Your answer must be an exact copy of the records, with no pictures included.

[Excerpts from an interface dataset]
• • • • • • •

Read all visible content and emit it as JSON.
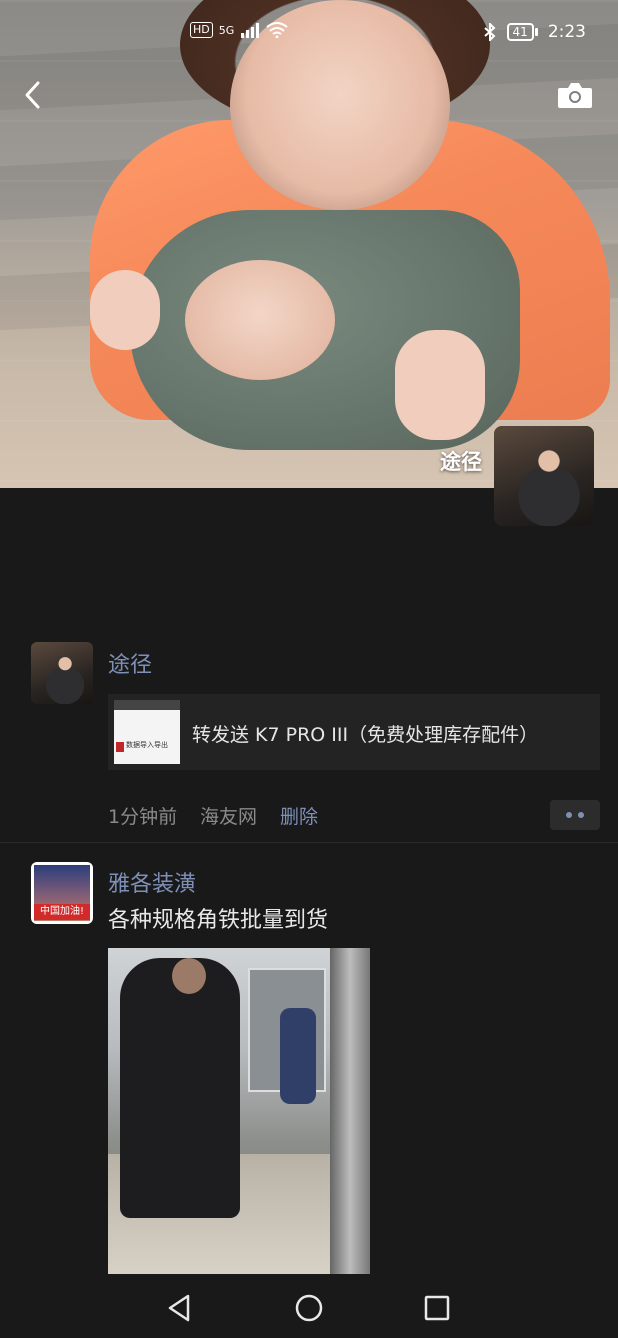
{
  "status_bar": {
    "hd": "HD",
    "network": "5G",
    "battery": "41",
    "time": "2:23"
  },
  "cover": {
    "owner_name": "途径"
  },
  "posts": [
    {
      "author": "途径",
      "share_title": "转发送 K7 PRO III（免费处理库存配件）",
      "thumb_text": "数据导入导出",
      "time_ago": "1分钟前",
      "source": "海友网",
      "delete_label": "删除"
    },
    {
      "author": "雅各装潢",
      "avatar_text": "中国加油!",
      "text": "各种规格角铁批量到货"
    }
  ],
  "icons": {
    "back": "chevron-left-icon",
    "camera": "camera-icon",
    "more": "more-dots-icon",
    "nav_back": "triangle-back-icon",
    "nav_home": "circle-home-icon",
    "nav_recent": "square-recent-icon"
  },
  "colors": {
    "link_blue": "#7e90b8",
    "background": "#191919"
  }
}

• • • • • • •

--- Your solution ---
Read all visible content and emit it as JSON.
{
  "status_bar": {
    "hd": "HD",
    "network": "5G",
    "battery": "41",
    "time": "2:23"
  },
  "cover": {
    "owner_name": "途径"
  },
  "posts": [
    {
      "author": "途径",
      "share_title": "转发送 K7 PRO III（免费处理库存配件）",
      "thumb_text": "数据导入导出",
      "time_ago": "1分钟前",
      "source": "海友网",
      "delete_label": "删除"
    },
    {
      "author": "雅各装潢",
      "avatar_text": "中国加油!",
      "text": "各种规格角铁批量到货"
    }
  ],
  "icons": {
    "back": "chevron-left-icon",
    "camera": "camera-icon",
    "more": "more-dots-icon",
    "nav_back": "triangle-back-icon",
    "nav_home": "circle-home-icon",
    "nav_recent": "square-recent-icon"
  },
  "colors": {
    "link_blue": "#7e90b8",
    "background": "#191919"
  }
}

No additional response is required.